**Activity**:
Give back all of the data exactly, with every picture omitted.

━━━━━ Record set

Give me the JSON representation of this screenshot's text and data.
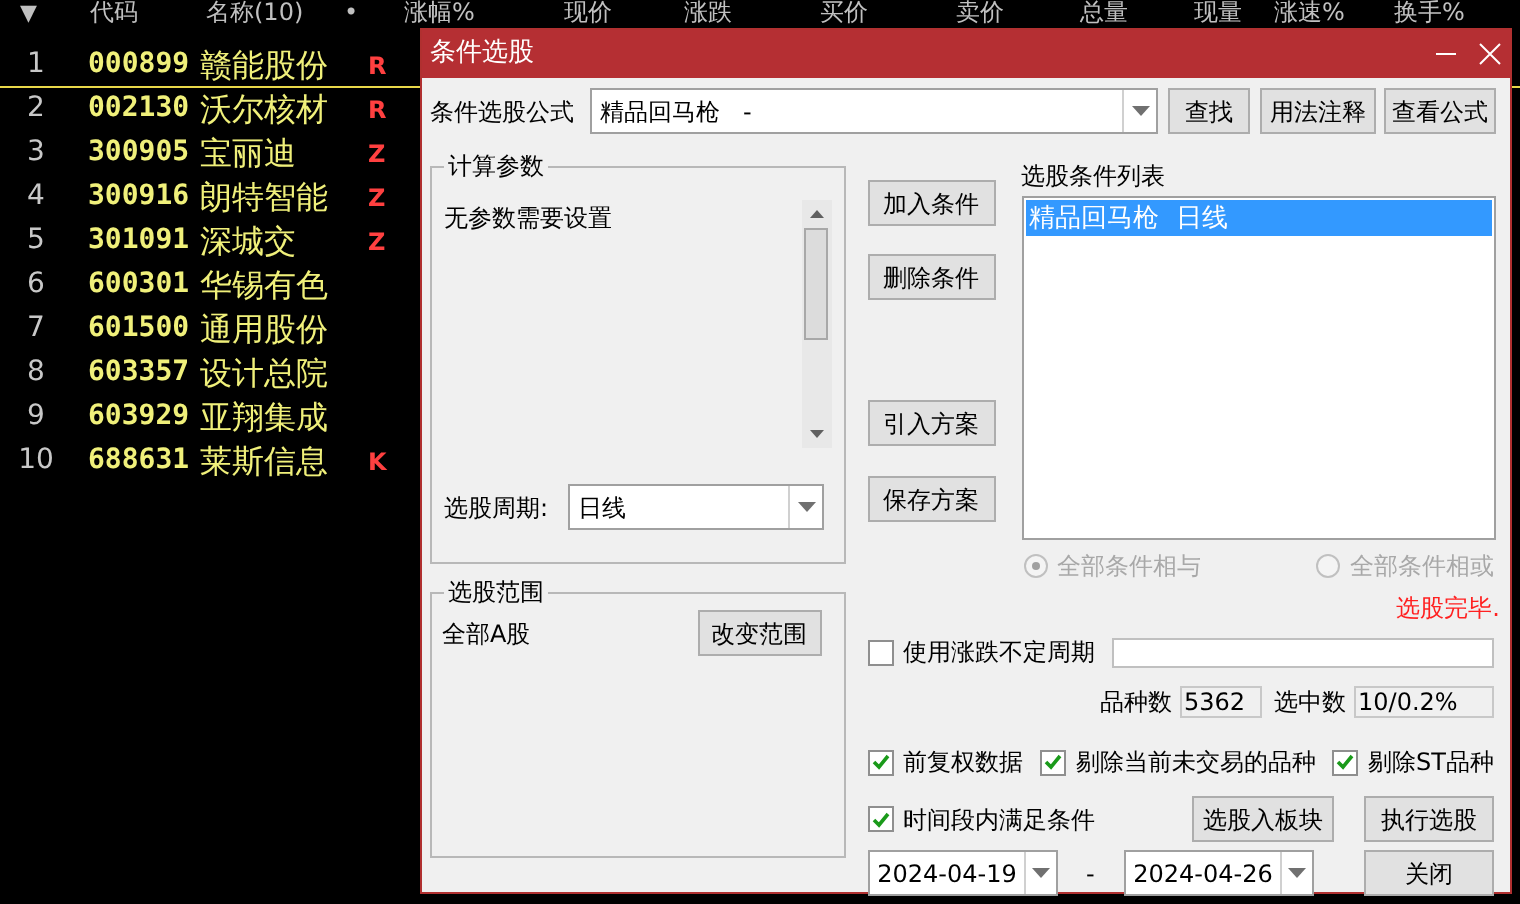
{
  "header": {
    "sort_icon": "▼",
    "columns": [
      "代码",
      "名称(10)",
      "•",
      "涨幅%",
      "现价",
      "涨跌",
      "买价",
      "卖价",
      "总量",
      "现量",
      "涨速%",
      "换手%"
    ]
  },
  "rows": [
    {
      "index": "1",
      "code": "000899",
      "name": "赣能股份",
      "mark": "R",
      "selected": true
    },
    {
      "index": "2",
      "code": "002130",
      "name": "沃尔核材",
      "mark": "R",
      "selected": false
    },
    {
      "index": "3",
      "code": "300905",
      "name": "宝丽迪",
      "mark": "Z",
      "selected": false
    },
    {
      "index": "4",
      "code": "300916",
      "name": "朗特智能",
      "mark": "Z",
      "selected": false
    },
    {
      "index": "5",
      "code": "301091",
      "name": "深城交",
      "mark": "Z",
      "selected": false
    },
    {
      "index": "6",
      "code": "600301",
      "name": "华锡有色",
      "selected": false
    },
    {
      "index": "7",
      "code": "601500",
      "name": "通用股份",
      "selected": false
    },
    {
      "index": "8",
      "code": "603357",
      "name": "设计总院",
      "selected": false
    },
    {
      "index": "9",
      "code": "603929",
      "name": "亚翔集成",
      "selected": false
    },
    {
      "index": "10",
      "code": "688631",
      "name": "莱斯信息",
      "mark": "K",
      "selected": false
    }
  ],
  "dialog": {
    "title": "条件选股",
    "formula_label": "条件选股公式",
    "formula_value": "精品回马枪   -",
    "top_buttons": [
      "查找",
      "用法注释",
      "查看公式"
    ],
    "params": {
      "title": "计算参数",
      "message": "无参数需要设置"
    },
    "period": {
      "label": "选股周期:",
      "value": "日线"
    },
    "range": {
      "title": "选股范围",
      "value": "全部A股",
      "button": "改变范围"
    },
    "middle_buttons": [
      "加入条件",
      "删除条件",
      "引入方案",
      "保存方案"
    ],
    "condition_list": {
      "label": "选股条件列表",
      "items": [
        {
          "text": "精品回马枪  日线",
          "selected": true
        }
      ]
    },
    "logic": [
      {
        "label": "全部条件相与",
        "selected": true,
        "disabled": true
      },
      {
        "label": "全部条件相或",
        "selected": false,
        "disabled": true
      }
    ],
    "status": "选股完毕.",
    "variable_period": {
      "label": "使用涨跌不定周期",
      "checked": false
    },
    "count": {
      "label": "品种数",
      "value": "5362"
    },
    "selected_count": {
      "label": "选中数",
      "value": "10/0.2%"
    },
    "options": [
      {
        "label": "前复权数据",
        "checked": true
      },
      {
        "label": "剔除当前未交易的品种",
        "checked": true
      },
      {
        "label": "剔除ST品种",
        "checked": true
      }
    ],
    "time_range": {
      "label": "时间段内满足条件",
      "checked": true
    },
    "add_to_block": "选股入板块",
    "run": "执行选股",
    "date_from": "2024-04-19",
    "date_separator": "-",
    "date_to": "2024-04-26",
    "close": "关闭"
  }
}
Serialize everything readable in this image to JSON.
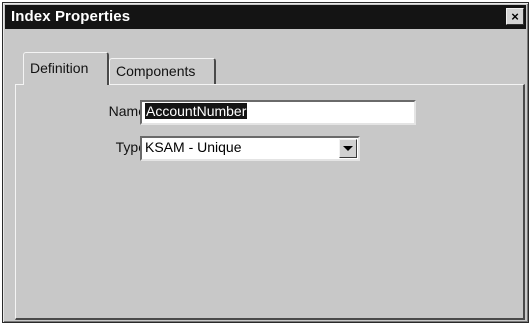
{
  "window": {
    "title": "Index Properties",
    "close_glyph": "×"
  },
  "tabs": [
    {
      "label": "Definition",
      "active": true
    },
    {
      "label": "Components",
      "active": false
    }
  ],
  "definition": {
    "name_label": "Name",
    "name_value": "AccountNumber",
    "name_text_selected": true,
    "type_label": "Type",
    "type_value": "KSAM - Unique"
  },
  "icons": {
    "close": "close-icon",
    "dropdown": "chevron-down-icon"
  },
  "colors": {
    "titlebar_bg": "#141414",
    "dialog_bg": "#c8c8c8",
    "selection_bg": "#141414"
  }
}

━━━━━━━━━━

**Solution for this problem**:
Give me the JSON representation of this screenshot's text and data.
{
  "header": {
    "sort_icon": "▼",
    "columns": [
      "代码",
      "名称(10)",
      "•",
      "涨幅%",
      "现价",
      "涨跌",
      "买价",
      "卖价",
      "总量",
      "现量",
      "涨速%",
      "换手%"
    ]
  },
  "rows": [
    {
      "index": "1",
      "code": "000899",
      "name": "赣能股份",
      "mark": "R",
      "selected": true
    },
    {
      "index": "2",
      "code": "002130",
      "name": "沃尔核材",
      "mark": "R",
      "selected": false
    },
    {
      "index": "3",
      "code": "300905",
      "name": "宝丽迪",
      "mark": "Z",
      "selected": false
    },
    {
      "index": "4",
      "code": "300916",
      "name": "朗特智能",
      "mark": "Z",
      "selected": false
    },
    {
      "index": "5",
      "code": "301091",
      "name": "深城交",
      "mark": "Z",
      "selected": false
    },
    {
      "index": "6",
      "code": "600301",
      "name": "华锡有色",
      "selected": false
    },
    {
      "index": "7",
      "code": "601500",
      "name": "通用股份",
      "selected": false
    },
    {
      "index": "8",
      "code": "603357",
      "name": "设计总院",
      "selected": false
    },
    {
      "index": "9",
      "code": "603929",
      "name": "亚翔集成",
      "selected": false
    },
    {
      "index": "10",
      "code": "688631",
      "name": "莱斯信息",
      "mark": "K",
      "selected": false
    }
  ],
  "dialog": {
    "title": "条件选股",
    "formula_label": "条件选股公式",
    "formula_value": "精品回马枪   -",
    "top_buttons": [
      "查找",
      "用法注释",
      "查看公式"
    ],
    "params": {
      "title": "计算参数",
      "message": "无参数需要设置"
    },
    "period": {
      "label": "选股周期:",
      "value": "日线"
    },
    "range": {
      "title": "选股范围",
      "value": "全部A股",
      "button": "改变范围"
    },
    "middle_buttons": [
      "加入条件",
      "删除条件",
      "引入方案",
      "保存方案"
    ],
    "condition_list": {
      "label": "选股条件列表",
      "items": [
        {
          "text": "精品回马枪  日线",
          "selected": true
        }
      ]
    },
    "logic": [
      {
        "label": "全部条件相与",
        "selected": true,
        "disabled": true
      },
      {
        "label": "全部条件相或",
        "selected": false,
        "disabled": true
      }
    ],
    "status": "选股完毕.",
    "variable_period": {
      "label": "使用涨跌不定周期",
      "checked": false
    },
    "count": {
      "label": "品种数",
      "value": "5362"
    },
    "selected_count": {
      "label": "选中数",
      "value": "10/0.2%"
    },
    "options": [
      {
        "label": "前复权数据",
        "checked": true
      },
      {
        "label": "剔除当前未交易的品种",
        "checked": true
      },
      {
        "label": "剔除ST品种",
        "checked": true
      }
    ],
    "time_range": {
      "label": "时间段内满足条件",
      "checked": true
    },
    "add_to_block": "选股入板块",
    "run": "执行选股",
    "date_from": "2024-04-19",
    "date_separator": "-",
    "date_to": "2024-04-26",
    "close": "关闭"
  }
}
Serialize everything readable in this image to JSON.
{
  "window": {
    "title": "Index Properties",
    "close_glyph": "×"
  },
  "tabs": [
    {
      "label": "Definition",
      "active": true
    },
    {
      "label": "Components",
      "active": false
    }
  ],
  "definition": {
    "name_label": "Name",
    "name_value": "AccountNumber",
    "name_text_selected": true,
    "type_label": "Type",
    "type_value": "KSAM - Unique"
  },
  "icons": {
    "close": "close-icon",
    "dropdown": "chevron-down-icon"
  },
  "colors": {
    "titlebar_bg": "#141414",
    "dialog_bg": "#c8c8c8",
    "selection_bg": "#141414"
  }
}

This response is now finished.